## WORK TO BE COMPLETED
In the data, find the word "image" and copy out every line that has it.

## PROVIDED MATERIAL
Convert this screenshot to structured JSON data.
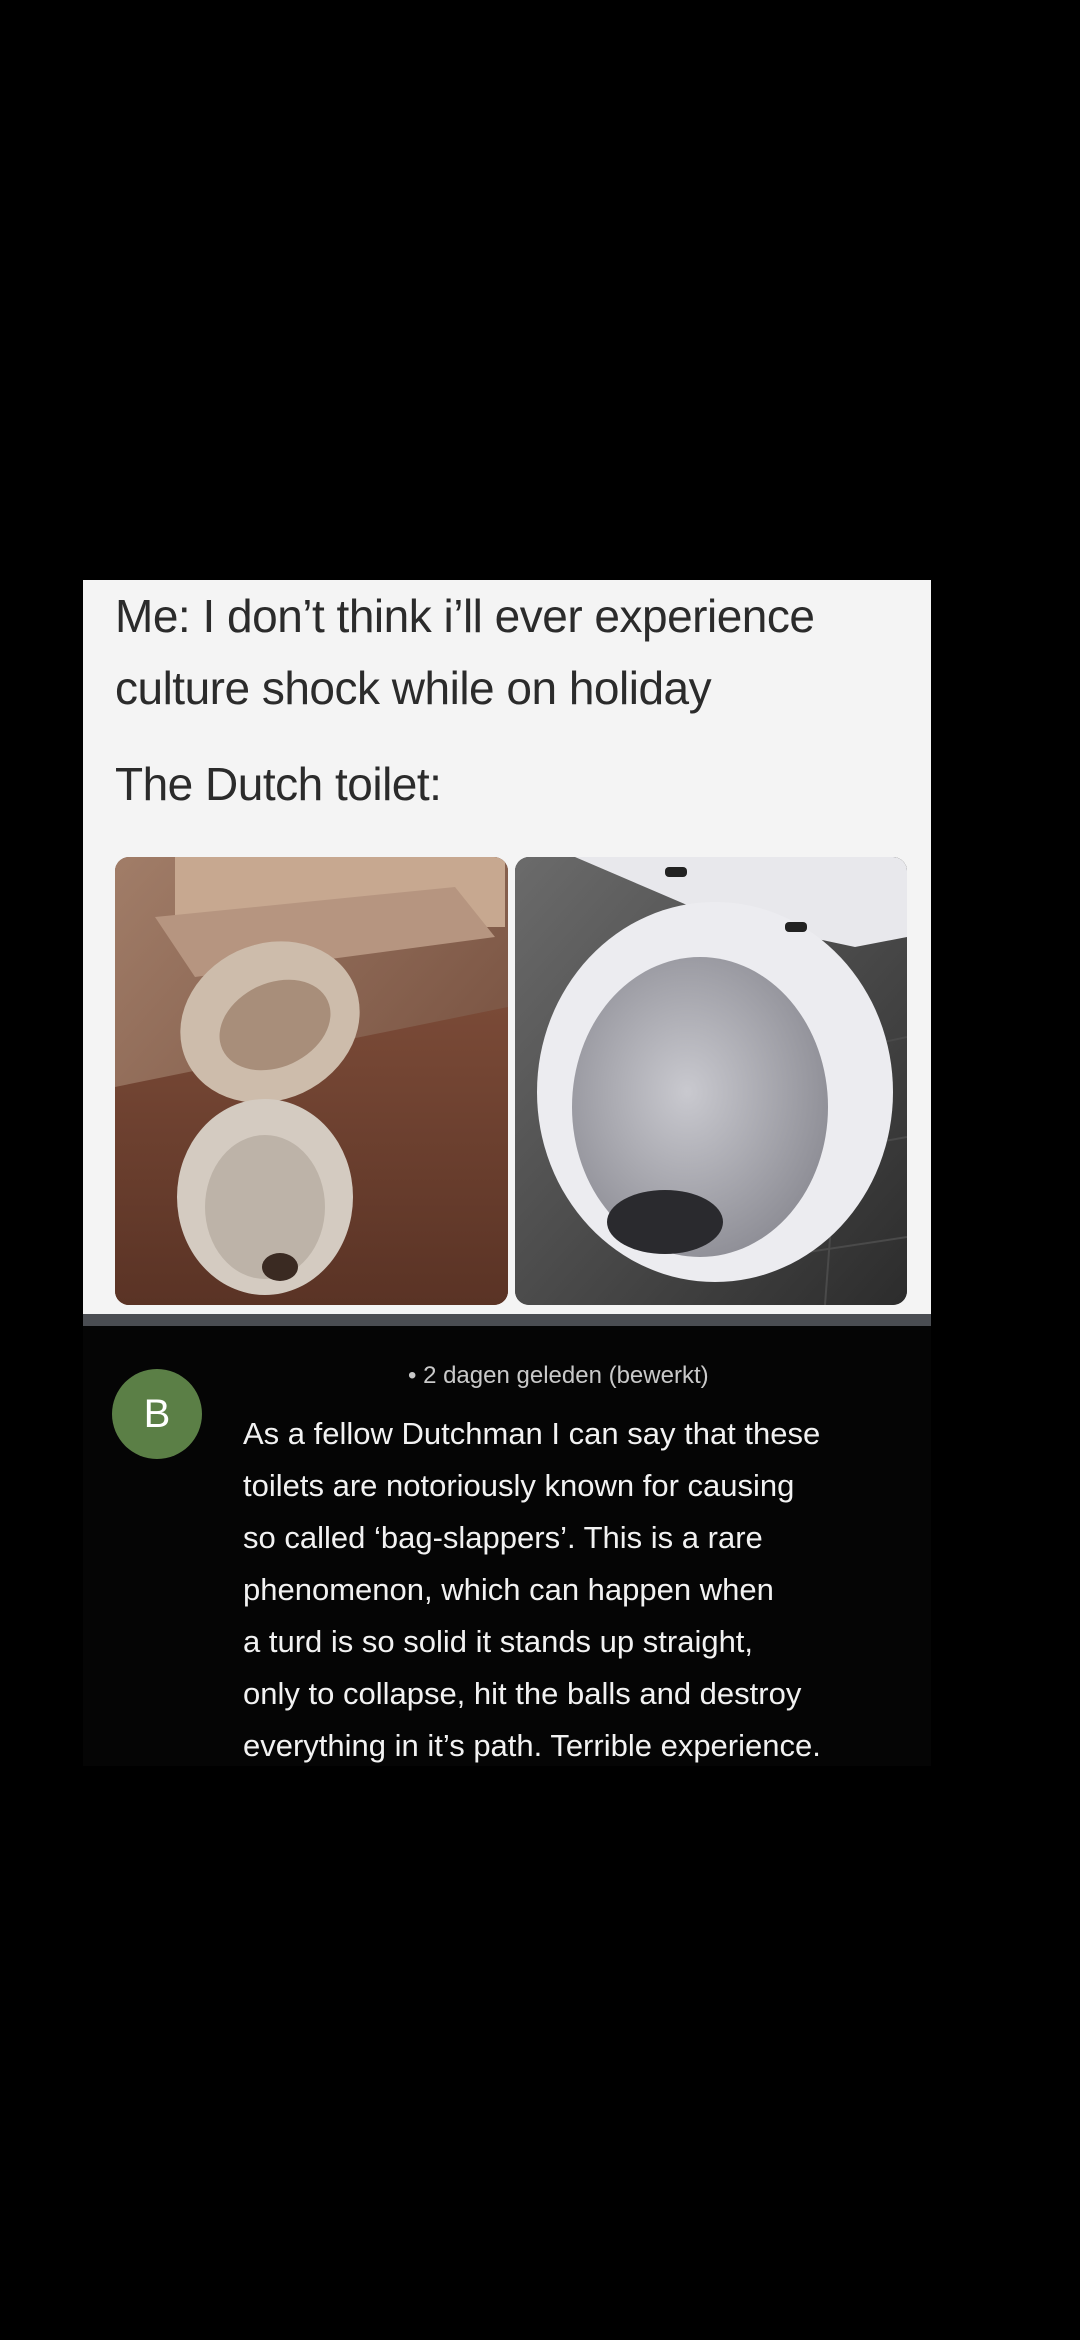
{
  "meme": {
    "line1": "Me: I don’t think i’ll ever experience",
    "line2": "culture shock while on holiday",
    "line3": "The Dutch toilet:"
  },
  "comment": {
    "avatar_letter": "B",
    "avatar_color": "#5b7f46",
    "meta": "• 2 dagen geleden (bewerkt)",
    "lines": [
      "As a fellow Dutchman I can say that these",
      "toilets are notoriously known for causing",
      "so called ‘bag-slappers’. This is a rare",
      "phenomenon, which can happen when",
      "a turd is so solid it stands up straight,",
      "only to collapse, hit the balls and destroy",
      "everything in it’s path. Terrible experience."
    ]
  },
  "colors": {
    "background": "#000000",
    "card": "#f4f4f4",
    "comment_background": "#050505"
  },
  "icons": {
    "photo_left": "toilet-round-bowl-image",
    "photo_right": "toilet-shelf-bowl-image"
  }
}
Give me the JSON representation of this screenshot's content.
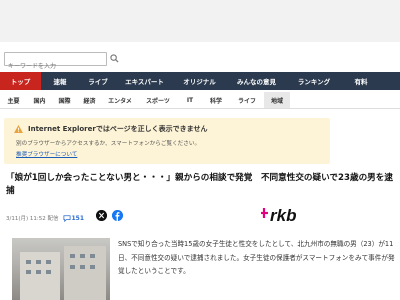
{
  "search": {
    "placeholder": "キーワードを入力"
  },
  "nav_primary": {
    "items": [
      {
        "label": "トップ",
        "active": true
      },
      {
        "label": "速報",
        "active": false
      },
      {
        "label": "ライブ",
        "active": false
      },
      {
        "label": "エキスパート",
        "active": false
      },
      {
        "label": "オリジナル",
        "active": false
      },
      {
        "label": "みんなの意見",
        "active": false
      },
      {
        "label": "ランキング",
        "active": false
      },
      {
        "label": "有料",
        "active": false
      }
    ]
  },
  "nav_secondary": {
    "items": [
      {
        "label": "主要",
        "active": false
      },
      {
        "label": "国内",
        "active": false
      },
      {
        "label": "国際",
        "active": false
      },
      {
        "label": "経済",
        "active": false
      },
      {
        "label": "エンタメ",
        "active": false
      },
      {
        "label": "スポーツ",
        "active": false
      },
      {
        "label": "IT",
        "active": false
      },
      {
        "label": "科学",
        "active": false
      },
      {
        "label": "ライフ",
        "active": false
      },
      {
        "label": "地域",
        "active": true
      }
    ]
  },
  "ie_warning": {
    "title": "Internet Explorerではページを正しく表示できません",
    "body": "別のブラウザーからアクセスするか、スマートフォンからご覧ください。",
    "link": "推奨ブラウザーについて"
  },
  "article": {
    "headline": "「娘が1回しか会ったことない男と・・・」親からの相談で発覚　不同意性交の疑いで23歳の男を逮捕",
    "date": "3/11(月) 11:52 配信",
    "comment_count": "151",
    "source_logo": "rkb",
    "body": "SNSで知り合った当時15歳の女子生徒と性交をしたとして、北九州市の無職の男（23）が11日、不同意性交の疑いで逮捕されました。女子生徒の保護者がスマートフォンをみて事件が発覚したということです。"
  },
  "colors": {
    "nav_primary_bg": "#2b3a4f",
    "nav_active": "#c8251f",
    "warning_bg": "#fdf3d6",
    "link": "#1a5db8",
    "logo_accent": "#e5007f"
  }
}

## OUTPUT OF THE TASK
    "photo_left": "toilet-round-bowl-image",
    "photo_right": "toilet-shelf-bowl-image"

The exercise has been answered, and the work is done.